**Dataset:**
Segment Open
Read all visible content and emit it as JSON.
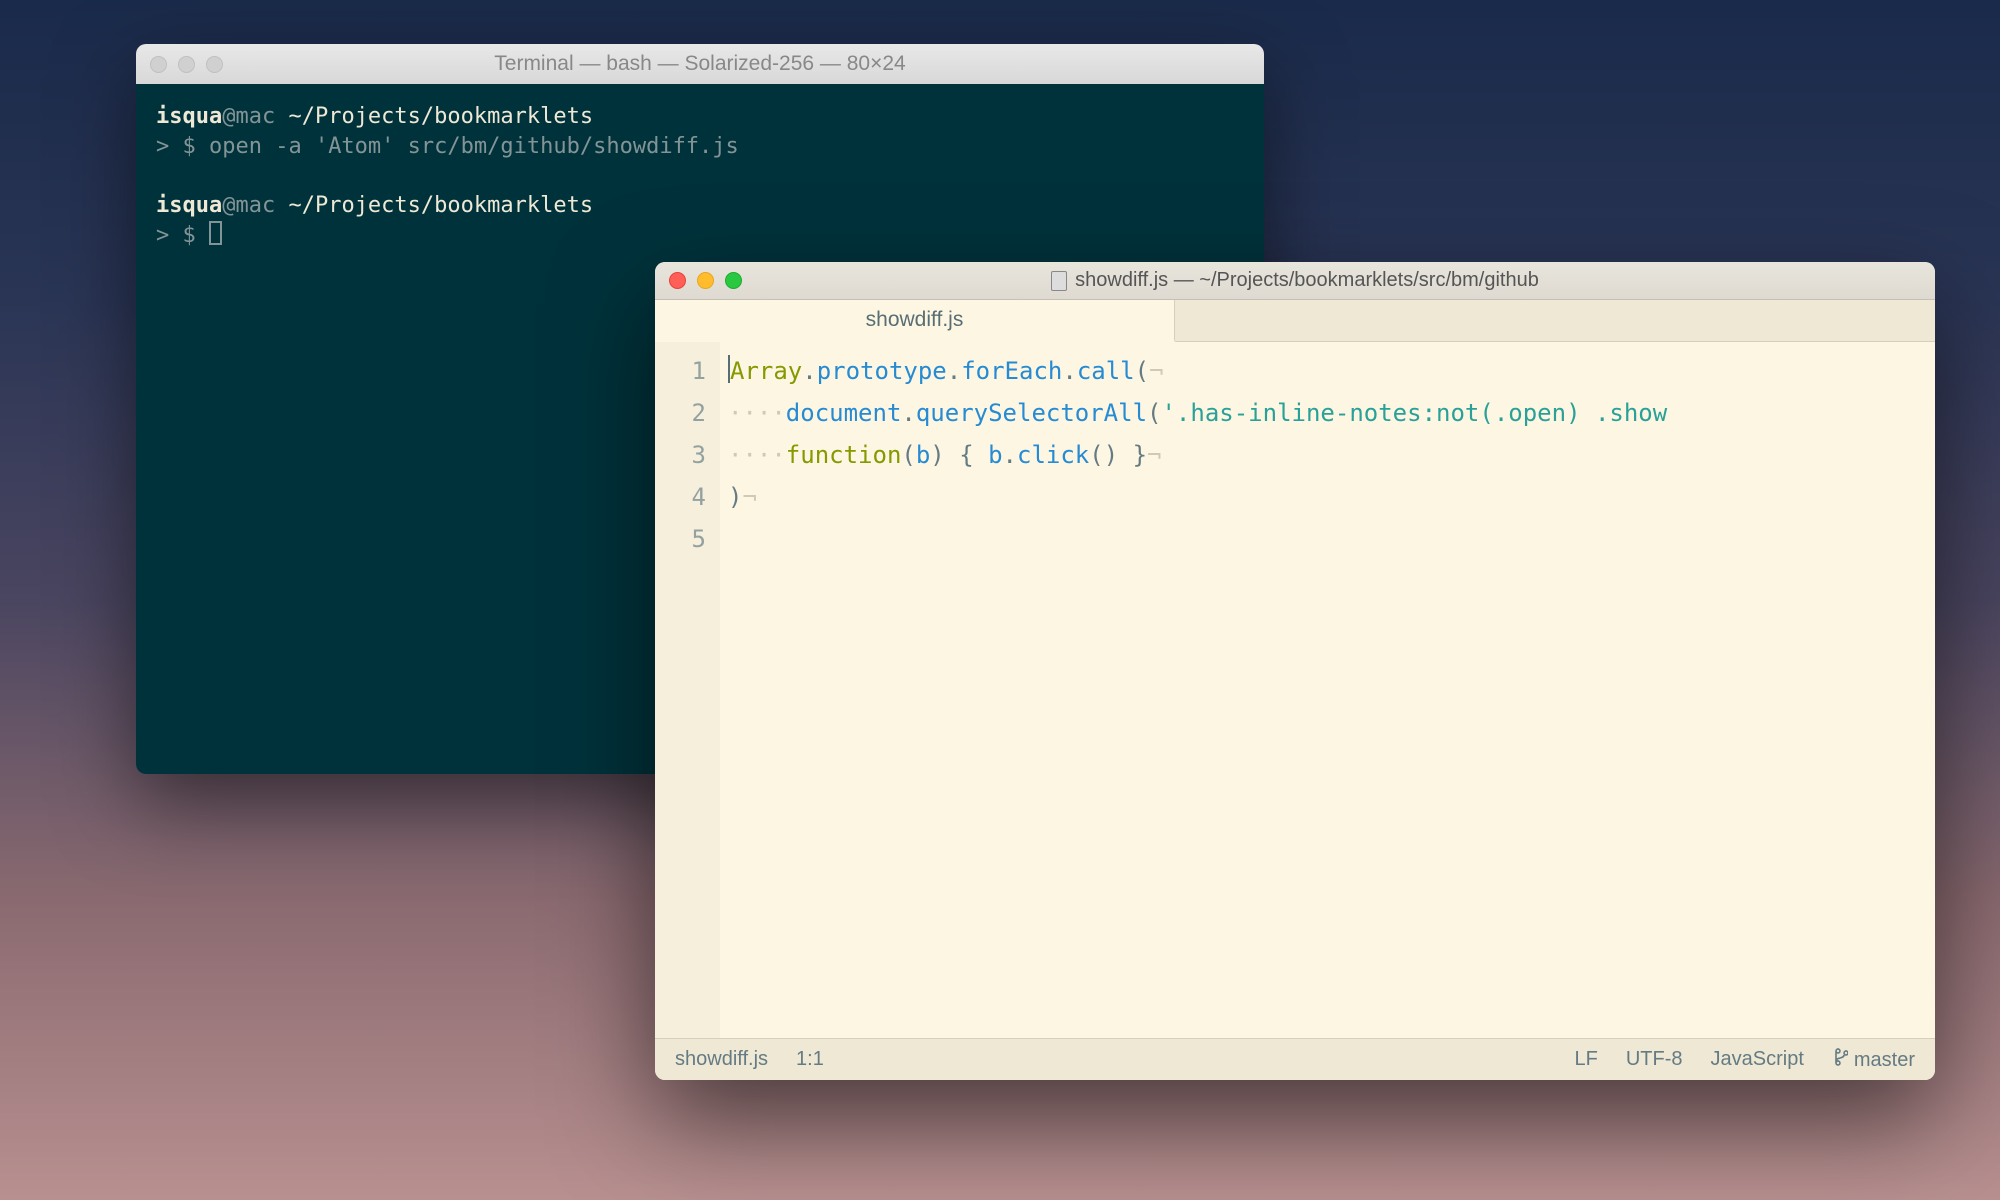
{
  "terminal": {
    "title": "Terminal — bash — Solarized-256 — 80×24",
    "lines": [
      {
        "user": "isqua",
        "host": "@mac",
        "path": " ~/Projects/bookmarklets"
      },
      {
        "prompt": "> $ ",
        "cmd": "open -a 'Atom' src/bm/github/showdiff.js"
      },
      {},
      {
        "user": "isqua",
        "host": "@mac",
        "path": " ~/Projects/bookmarklets"
      },
      {
        "prompt": "> $ ",
        "cursor": true
      }
    ]
  },
  "editor": {
    "title": "showdiff.js — ~/Projects/bookmarklets/src/bm/github",
    "tabs": [
      {
        "label": "showdiff.js",
        "active": true
      }
    ],
    "gutter": [
      "1",
      "2",
      "3",
      "4",
      "5"
    ],
    "code": {
      "line1": {
        "a": "Array",
        "b": ".",
        "c": "prototype",
        "d": ".",
        "e": "forEach",
        "f": ".",
        "g": "call",
        "h": "(",
        "nl": "¬"
      },
      "line2": {
        "ws": "····",
        "a": "document",
        "b": ".",
        "c": "querySelectorAll",
        "d": "(",
        "e": "'.has-inline-notes:not(.open) .show",
        "tail": ""
      },
      "line3": {
        "ws": "····",
        "kw": "function",
        "a": "(",
        "b": "b",
        "c": ") { ",
        "d": "b",
        "e": ".",
        "f": "click",
        "g": "() }",
        "nl": "¬"
      },
      "line4": {
        "a": ")",
        "nl": "¬"
      }
    },
    "status": {
      "filename": "showdiff.js",
      "position": "1:1",
      "line_ending": "LF",
      "encoding": "UTF-8",
      "language": "JavaScript",
      "branch": "master"
    }
  }
}
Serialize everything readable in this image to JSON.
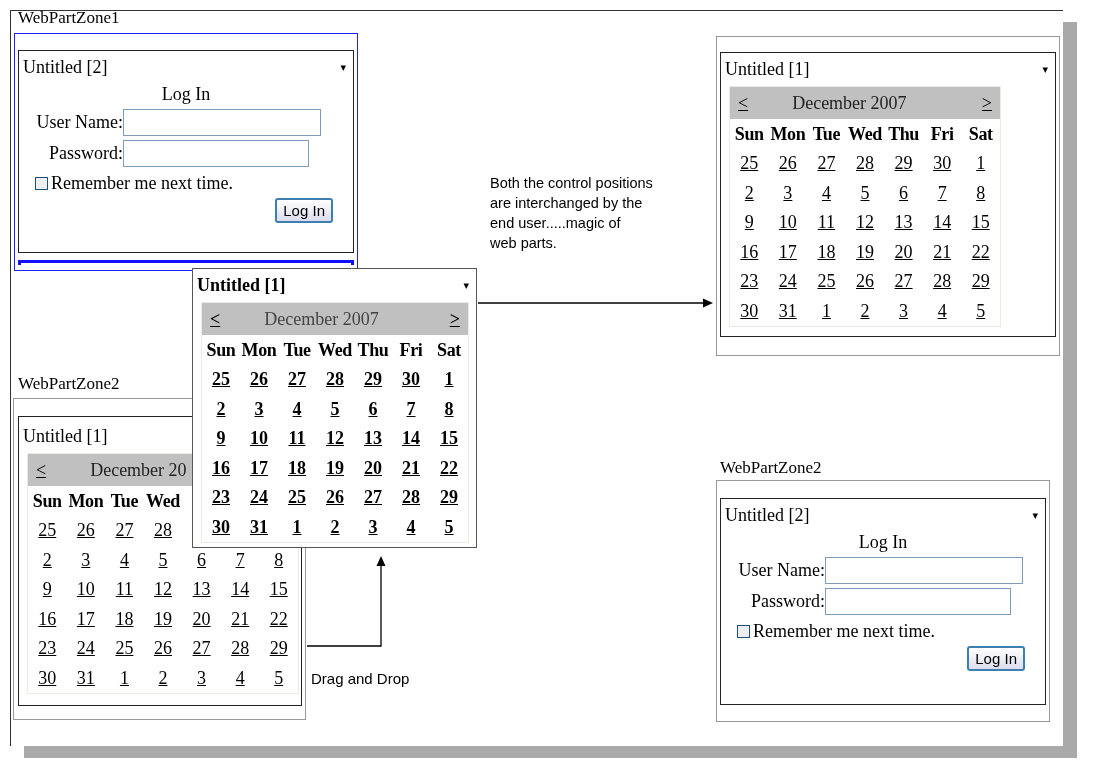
{
  "zones": [
    {
      "label": "WebPartZone1",
      "highlighted": true,
      "drop_indicator": true,
      "part": {
        "kind": "login",
        "title": "Untitled [2]",
        "menu": "▾",
        "heading": "Log In",
        "fields": [
          {
            "label": "User Name:"
          },
          {
            "label": "Password:"
          }
        ],
        "remember": {
          "label": "Remember me next time.",
          "checked": false
        },
        "button": "Log In"
      }
    },
    {
      "label": "WebPartZone2",
      "highlighted": false,
      "drop_indicator": false,
      "part": {
        "kind": "calendar",
        "title": "Untitled [1]",
        "prev": "<",
        "month": "December 20",
        "weekdays": [
          "Sun",
          "Mon",
          "Tue",
          "Wed"
        ],
        "weeks": [
          [
            "25",
            "26",
            "27",
            "28"
          ],
          [
            "2",
            "3",
            "4",
            "5",
            "6",
            "7",
            "8"
          ],
          [
            "9",
            "10",
            "11",
            "12",
            "13",
            "14",
            "15"
          ],
          [
            "16",
            "17",
            "18",
            "19",
            "20",
            "21",
            "22"
          ],
          [
            "23",
            "24",
            "25",
            "26",
            "27",
            "28",
            "29"
          ],
          [
            "30",
            "31",
            "1",
            "2",
            "3",
            "4",
            "5"
          ]
        ]
      }
    },
    {
      "highlighted": false,
      "drop_indicator": false,
      "part": {
        "kind": "calendar",
        "title": "Untitled [1]",
        "menu": "▾",
        "prev": "<",
        "month": "December 2007",
        "next": ">",
        "weekdays": [
          "Sun",
          "Mon",
          "Tue",
          "Wed",
          "Thu",
          "Fri",
          "Sat"
        ],
        "weeks": [
          [
            "25",
            "26",
            "27",
            "28",
            "29",
            "30",
            "1"
          ],
          [
            "2",
            "3",
            "4",
            "5",
            "6",
            "7",
            "8"
          ],
          [
            "9",
            "10",
            "11",
            "12",
            "13",
            "14",
            "15"
          ],
          [
            "16",
            "17",
            "18",
            "19",
            "20",
            "21",
            "22"
          ],
          [
            "23",
            "24",
            "25",
            "26",
            "27",
            "28",
            "29"
          ],
          [
            "30",
            "31",
            "1",
            "2",
            "3",
            "4",
            "5"
          ]
        ]
      }
    },
    {
      "label": "WebPartZone2",
      "highlighted": false,
      "drop_indicator": false,
      "part": {
        "kind": "login",
        "title": "Untitled [2]",
        "menu": "▾",
        "heading": "Log In",
        "fields": [
          {
            "label": "User Name:"
          },
          {
            "label": "Password:"
          }
        ],
        "remember": {
          "label": "Remember me next time.",
          "checked": false
        },
        "button": "Log In"
      }
    }
  ],
  "dragged_part": {
    "kind": "calendar",
    "dragging": true,
    "title": "Untitled [1]",
    "menu": "▾",
    "prev": "<",
    "month": "December 2007",
    "next": ">",
    "weekdays": [
      "Sun",
      "Mon",
      "Tue",
      "Wed",
      "Thu",
      "Fri",
      "Sat"
    ],
    "weeks": [
      [
        "25",
        "26",
        "27",
        "28",
        "29",
        "30",
        "1"
      ],
      [
        "2",
        "3",
        "4",
        "5",
        "6",
        "7",
        "8"
      ],
      [
        "9",
        "10",
        "11",
        "12",
        "13",
        "14",
        "15"
      ],
      [
        "16",
        "17",
        "18",
        "19",
        "20",
        "21",
        "22"
      ],
      [
        "23",
        "24",
        "25",
        "26",
        "27",
        "28",
        "29"
      ],
      [
        "30",
        "31",
        "1",
        "2",
        "3",
        "4",
        "5"
      ]
    ]
  },
  "note_lines": [
    "Both the control positions",
    "are interchanged by the",
    "end user.....magic of",
    "web parts."
  ],
  "drag_label": "Drag and Drop"
}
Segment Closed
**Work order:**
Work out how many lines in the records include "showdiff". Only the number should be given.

**Final answer:**
4